Moorman highlights the role of freight railways in the success of state-sponsored services, but he also points out that while many railways are supportive of passenger rail, they are unlikely to sanction mixed-traffic operation if it risks compromising the efficiency of their own services. “When I was at NS we were always happy to talk about this, but there has to be enough money to provide the necessary infrastructure,” he says.
Another priority for Amtrak is ensuring its services continue to evolve as passenger expectations change. Moorman says Amtrak is leveraging e-ticketing, which is seen as offering customers greater convenience while reducing costs in the fares system. Last year Amtrak introduced online booking for travel with pets and bicycles, and it has also invested in enhanced onboard Wi-Fi, with download speeds now six times faster on Acela Express. Wi-Fi upgrades are underway on the Northeast Regional fleet and Amtrak is rolling out trackside Wi-Fi infrastructure on the NEC to improve the quality of onboard service. “With passenger enhancements, you always need to step back and look at the costs, but our aim is to ensure that whoever rides our trains feels good about the product - that’s how you ensure customer retention,” Moorman says.

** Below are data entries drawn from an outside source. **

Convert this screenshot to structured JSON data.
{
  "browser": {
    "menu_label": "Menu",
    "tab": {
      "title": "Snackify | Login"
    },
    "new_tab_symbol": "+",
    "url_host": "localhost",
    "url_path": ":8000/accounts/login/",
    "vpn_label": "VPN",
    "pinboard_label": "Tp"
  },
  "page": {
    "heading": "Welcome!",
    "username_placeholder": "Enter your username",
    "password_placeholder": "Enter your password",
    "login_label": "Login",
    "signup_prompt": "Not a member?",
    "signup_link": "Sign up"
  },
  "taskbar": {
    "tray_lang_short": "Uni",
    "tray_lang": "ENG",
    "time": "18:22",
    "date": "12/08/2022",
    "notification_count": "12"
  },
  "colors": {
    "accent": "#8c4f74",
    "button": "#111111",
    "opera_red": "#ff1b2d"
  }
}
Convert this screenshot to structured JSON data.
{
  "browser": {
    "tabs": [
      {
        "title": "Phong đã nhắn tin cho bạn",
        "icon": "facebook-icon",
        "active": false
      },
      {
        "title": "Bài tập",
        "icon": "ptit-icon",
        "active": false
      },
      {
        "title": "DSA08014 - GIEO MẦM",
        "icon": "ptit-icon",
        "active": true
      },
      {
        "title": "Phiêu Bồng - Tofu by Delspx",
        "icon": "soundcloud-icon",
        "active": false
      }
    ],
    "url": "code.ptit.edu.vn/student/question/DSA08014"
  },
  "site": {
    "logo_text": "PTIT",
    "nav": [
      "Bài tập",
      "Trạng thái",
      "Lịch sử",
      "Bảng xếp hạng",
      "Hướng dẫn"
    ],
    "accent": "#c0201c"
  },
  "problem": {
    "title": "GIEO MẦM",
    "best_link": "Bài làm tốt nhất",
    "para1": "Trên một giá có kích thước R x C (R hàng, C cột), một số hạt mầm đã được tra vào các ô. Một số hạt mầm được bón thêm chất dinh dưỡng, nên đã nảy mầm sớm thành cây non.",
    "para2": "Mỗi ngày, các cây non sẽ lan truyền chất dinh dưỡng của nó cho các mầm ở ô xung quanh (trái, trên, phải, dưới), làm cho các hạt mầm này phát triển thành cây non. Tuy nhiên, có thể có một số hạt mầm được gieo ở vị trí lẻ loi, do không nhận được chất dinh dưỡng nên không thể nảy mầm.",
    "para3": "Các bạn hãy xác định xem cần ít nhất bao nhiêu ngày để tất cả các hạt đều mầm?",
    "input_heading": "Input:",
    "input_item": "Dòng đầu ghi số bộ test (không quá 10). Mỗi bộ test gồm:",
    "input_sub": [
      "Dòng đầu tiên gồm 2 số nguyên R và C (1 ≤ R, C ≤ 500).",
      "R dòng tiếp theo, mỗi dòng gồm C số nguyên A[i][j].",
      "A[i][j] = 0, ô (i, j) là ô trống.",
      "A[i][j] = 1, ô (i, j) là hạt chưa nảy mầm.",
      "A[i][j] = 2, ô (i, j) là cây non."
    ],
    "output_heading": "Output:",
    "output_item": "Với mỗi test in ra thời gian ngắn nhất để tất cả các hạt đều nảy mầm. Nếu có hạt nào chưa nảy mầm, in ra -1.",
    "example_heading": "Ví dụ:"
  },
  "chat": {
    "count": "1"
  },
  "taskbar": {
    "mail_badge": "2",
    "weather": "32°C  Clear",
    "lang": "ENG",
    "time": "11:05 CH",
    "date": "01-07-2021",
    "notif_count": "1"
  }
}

As in so many areas of policy, it’s difficult to predict what the Trump presidency could mean for passenger rail. In a speech last March, he lamented how far US passenger rail has fallen behind the Chinese network, which may indicate a willingness to break with tradition and embrace a more long-term approach to rail infrastructure, at least on the NEC. On the flip side, the Republicans have made numerous attempts to defund Amtrak since it was established in 1971 and there are still politicians on Capitol Hill who would happily withdraw all federal support for passenger rail. Yet Amtrak has staunch defenders against such attacks who are adept at playing this game, and with record ridership, a commitment to streamlining its organisation, and a clear vision for modernisation, the case for developing passenger rail in the US looks stronger than ever.